                dict(id=['footer', 'toolsRight', 'articleInline', 'navigation', 'archive', 'side_search', 'blog_sidebar', 'side_tool', 'side_index']),
                dict(name=['script', 'noscript', 'style'])]
    encoding = 'cp1252'
    no_stylesheets = True
    extra_css = 'h1 {font: sans-serif large;}\n.byline {font:monospace;}'

    def get_browser(self):
        br = BasicNewsRecipe.get_browser()
        if self.username is not None and self.password is not None:
            br['USERID']   = self.username
            br['PASSWORD'] = self.password
        return br

    def parse_index(self):
        soup = self.index_to_soup('')

        def feed_title(div):
            return ''.join(div.findAll(text=True, recursive=False)).strip()

        articles = {}
        key = None
        ans = []
        for div in soup.findAll(True,
             attrs={'class':['section-headline', 'story', 'story headline']}):

             if div['class'] == 'section-headline':
                 key = string.capwords(feed_title(div))
                 articles[key] = []

             elif div['class'] in ['story', 'story headline']:
                 a = div.find('a', href=True)
                 if not a:
                 url = re.sub(r'\?.*', '', a['href'])
                 url += '?pagewanted=all'
                 title = self.tag_to_string(a, use_alt=True).strip()
                 description = ''
                 pubdate = strftime('%a, %d %b')
                 summary = div.find(True, attrs={'class':'summary'})
                 if summary:
                     description = self.tag_to_string(summary, use_alt=False)

                 feed = key if key is not None else 'Uncategorized'
                 if not articles.has_key(feed):
                     articles[feed] = []
                 if not 'podcasts' in url:
                               dict(title=title, url=url, date=pubdate,
        ans = self.sort_index_by(ans, {'The Front Page':-1, 'Dining In, Dining Out':1, 'Obituaries':2})
        ans = [(key, articles[key]) for key in ans if articles.has_key(key)]
        return ans

    def preprocess_html(self, soup):
        refresh = soup.find('meta', {'http-equiv':'refresh'})
        if refresh is None:
            return soup
        content = refresh.get('content').partition('=')[2]
        raw =''+content).read()
        return BeautifulSoup(raw.decode('cp1252', 'replace'))

Also found a place that has a recipe for The Economist.
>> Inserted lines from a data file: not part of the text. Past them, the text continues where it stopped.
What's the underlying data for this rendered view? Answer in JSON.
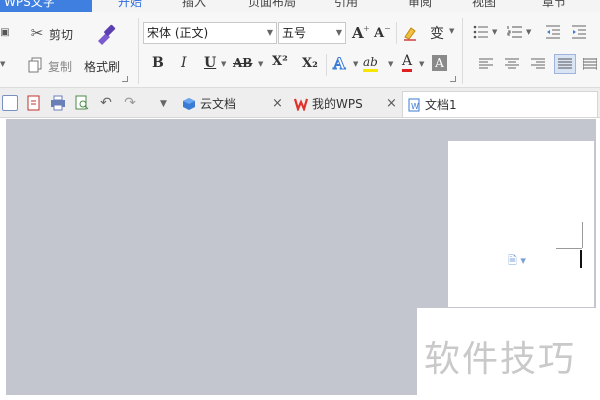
{
  "menu": {
    "file": "WPS文字",
    "tabs": [
      "开始",
      "插入",
      "页面布局",
      "引用",
      "审阅",
      "视图",
      "章节"
    ],
    "active_tab": 0
  },
  "ribbon": {
    "cut": "剪切",
    "copy": "复制",
    "format_painter": "格式刷",
    "font_name": "宋体 (正文)",
    "font_size": "五号",
    "bold": "B",
    "italic": "I",
    "underline": "U",
    "strikethrough": "AB",
    "superscript": "X²",
    "subscript": "X₂",
    "grow_font": "A",
    "shrink_font": "A",
    "wen": "变",
    "text_effect": "A",
    "highlight": "ab",
    "font_color": "A",
    "char_shading": "A"
  },
  "tabs": [
    {
      "label": "云文档",
      "closable": true,
      "active": false
    },
    {
      "label": "我的WPS",
      "closable": true,
      "active": false
    },
    {
      "label": "文档1",
      "closable": false,
      "active": true
    }
  ],
  "watermark": "软件技巧",
  "colors": {
    "accent": "#2f6fdf",
    "file_button": "#3f7fe0",
    "workspace": "#c4c6cf",
    "wps_red": "#e0322a"
  }
}
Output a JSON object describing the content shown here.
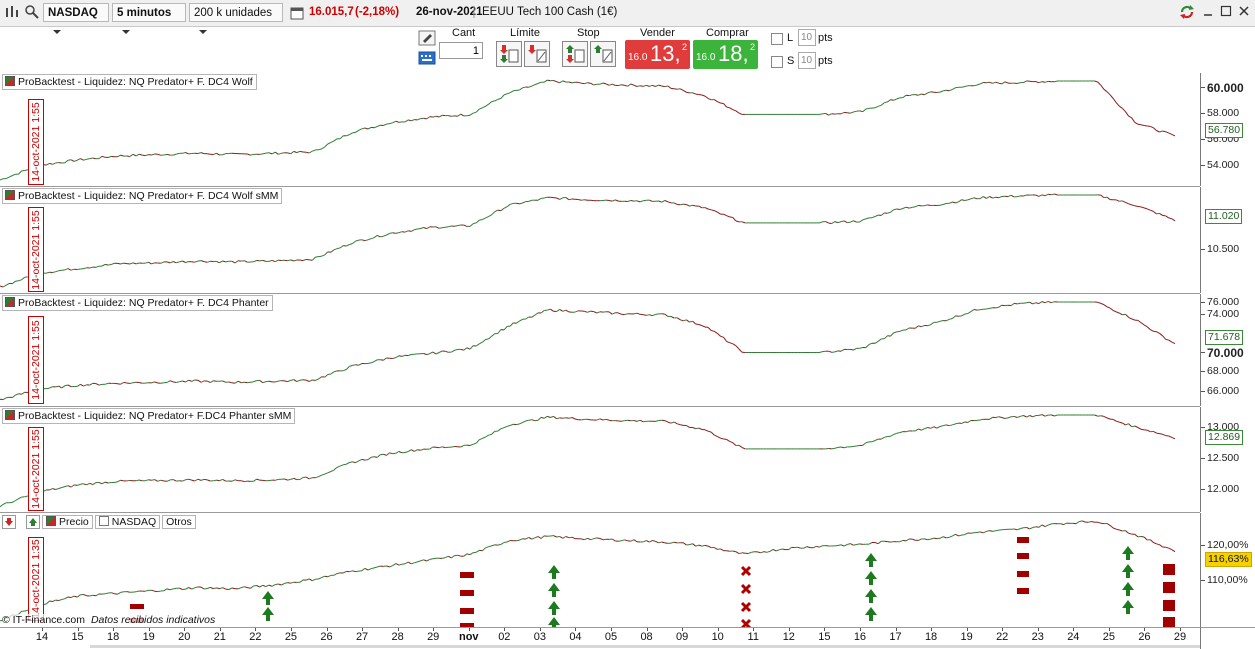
{
  "toolbar": {
    "instrument": "NASDAQ",
    "timeframe": "5 minutos",
    "units": "200 k unidades",
    "price": "16.015,7",
    "change": "(-2,18%)",
    "date": "26-nov-2021",
    "description": "EEUU Tech 100 Cash (1€)"
  },
  "order": {
    "qty_label": "Cant",
    "qty_value": "1",
    "limit_label": "Límite",
    "stop_label": "Stop",
    "sell_label": "Vender",
    "buy_label": "Comprar",
    "sell_prefix": "16.0",
    "sell_big": "13,",
    "sell_sup": "2",
    "buy_prefix": "16.0",
    "buy_big": "18,",
    "buy_sup": "2",
    "long_label": "L",
    "short_label": "S",
    "long_pts": "10",
    "short_pts": "10",
    "pts_label": "pts",
    "colors": {
      "sell": "#e03c3c",
      "buy": "#3cb43c"
    }
  },
  "panels": [
    {
      "title": "ProBacktest - Liquidez: NQ Predator+ F. DC4 Wolf",
      "date_tag": "14-oct-2021 1:55",
      "ticks": [
        "60.000",
        "58.000",
        "56.000",
        "54.000"
      ],
      "last_value": "56.780"
    },
    {
      "title": "ProBacktest - Liquidez: NQ Predator+ F. DC4 Wolf sMM",
      "date_tag": "14-oct-2021 1:55",
      "ticks": [
        "10.500"
      ],
      "last_value": "11.020"
    },
    {
      "title": "ProBacktest - Liquidez: NQ Predator+ F. DC4 Phanter",
      "date_tag": "14-oct-2021 1:55",
      "ticks": [
        "76.000",
        "74.000",
        "70.000",
        "68.000",
        "66.000"
      ],
      "last_value": "71.678"
    },
    {
      "title": "ProBacktest - Liquidez: NQ Predator+ F.DC4 Phanter sMM",
      "date_tag": "14-oct-2021 1:55",
      "ticks": [
        "13.000",
        "12.500",
        "12.000"
      ],
      "last_value": "12.869"
    }
  ],
  "price_panel": {
    "legend_precio": "Precio",
    "legend_nasdaq": "NASDAQ",
    "legend_otros": "Otros",
    "date_tag": "14-oct-2021 1:35",
    "ticks": [
      "120,00%",
      "110,00%"
    ],
    "last_value": "116,63%",
    "footer": "© IT-Finance.com",
    "footer_note": "Datos recibidos indicativos"
  },
  "xaxis": [
    "14",
    "15",
    "18",
    "19",
    "20",
    "21",
    "22",
    "25",
    "26",
    "27",
    "28",
    "29",
    "nov",
    "02",
    "03",
    "04",
    "05",
    "08",
    "09",
    "10",
    "11",
    "12",
    "15",
    "16",
    "17",
    "18",
    "19",
    "22",
    "23",
    "24",
    "25",
    "26",
    "29"
  ],
  "chart_data": {
    "type": "line",
    "title": "",
    "xlabel": "",
    "ylabel": "",
    "series": [
      {
        "name": "ProBacktest - Liquidez: NQ Predator+ F. DC4 Wolf",
        "values": [
          53500,
          54600,
          55000,
          55300,
          55400,
          55500,
          55400,
          55500,
          55600,
          57100,
          57800,
          58200,
          58400,
          60000,
          60900,
          60700,
          60600,
          60500,
          59800,
          58400,
          58400,
          58400,
          58600,
          59700,
          60100,
          60700,
          60800,
          60900,
          60900,
          57800,
          56780
        ]
      },
      {
        "name": "ProBacktest - Liquidez: NQ Predator+ F. DC4 Wolf sMM",
        "values": [
          10300,
          10450,
          10500,
          10550,
          10560,
          10580,
          10570,
          10580,
          10600,
          10780,
          10880,
          10940,
          10960,
          11180,
          11260,
          11240,
          11230,
          11220,
          11150,
          10990,
          10990,
          10990,
          11010,
          11150,
          11190,
          11260,
          11280,
          11290,
          11290,
          11180,
          11020
        ]
      },
      {
        "name": "ProBacktest - Liquidez: NQ Predator+ F. DC4 Phanter",
        "values": [
          66000,
          67100,
          67500,
          67700,
          67800,
          67900,
          67800,
          67900,
          68000,
          69400,
          70300,
          70700,
          71200,
          73500,
          75100,
          74900,
          74700,
          74600,
          73500,
          70800,
          70800,
          70800,
          71200,
          73000,
          73900,
          75200,
          75700,
          75900,
          75900,
          74100,
          71678
        ]
      },
      {
        "name": "ProBacktest - Liquidez: NQ Predator+ F.DC4 Phanter sMM",
        "values": [
          11900,
          12100,
          12200,
          12250,
          12260,
          12270,
          12260,
          12270,
          12300,
          12520,
          12650,
          12720,
          12760,
          13050,
          13160,
          13130,
          13110,
          13100,
          12980,
          12710,
          12710,
          12710,
          12760,
          12950,
          13020,
          13130,
          13170,
          13190,
          13190,
          13020,
          12869
        ]
      },
      {
        "name": "NASDAQ",
        "values": [
          104,
          107,
          108.5,
          109,
          109.5,
          110,
          109.8,
          110.5,
          111.5,
          113,
          114,
          115,
          116,
          118.5,
          119.2,
          118.8,
          118.5,
          118.2,
          117.5,
          116,
          117,
          117.5,
          117.8,
          118.5,
          119,
          120,
          120.5,
          121.5,
          122,
          119.5,
          116.63
        ]
      }
    ],
    "grid": false,
    "legend": "top-left"
  }
}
Go check it out over at Lemme know how it works out.

Updated Cadence installation

Due to popular demand, I decided to update my Cadence 6.10 instructions for Ubuntu 10.04. It plays a lot nicer with this latest version of Ubuntu. Before there were problems with Compiz running and launching Cadence. These problems have since been resolved, and works much more smoothly than before. Any comments or suggestions are always welcome!

Where Engineering is my passion.